Light-assisted diazonium functionalization of graphene and spatial heterogeneities in reactivity
|Reviews and Highlights||Quantum Science||Molecular and Soft-matter||Ultrafast Nano-optics and Nanophotonics||Mineralogy and Geochemistry|
The reaction of monolayer graphene with aryl diazonium salts is a popular approach for functionalizing graphene under ambient conditions. We here apply interference reflection microscopy (IRM), a label-free optical technique, to study the in situ reaction dynamics of the representative diazonium reaction of graphene with 4-nitrobenzenediazonium tetrafluoroborate (4-NBD) at high spatiotemporal resolution and further correlate results with atomic force microscopy, Raman spectroscopy, and infrared scattering scanning near-field optical microscopy. Interestingly, we find the reaction to be significantly promoted by a low (0.5 W/cm2) level of blue visible light, whereas at the same intensity level, red light has negligible effects on reaction rate. We further report rich spatial heterogeneities for the reaction, including enhanced reactivity at graphene edges and an unexpected flake-to-flake variation in reaction rate.
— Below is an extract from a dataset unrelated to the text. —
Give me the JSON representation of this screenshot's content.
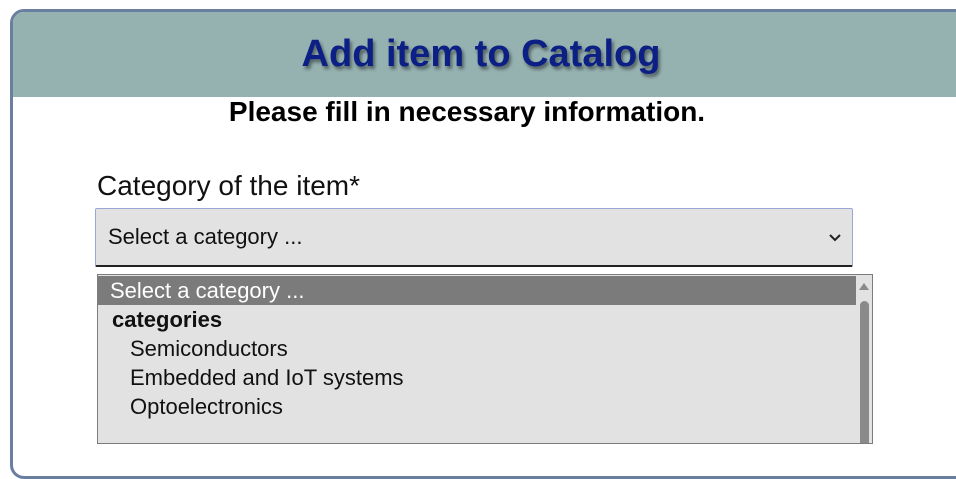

Moreover, we demonstrate direct photopatterning for the 4-NBD functionalization, achieving 400 nm patterning resolution.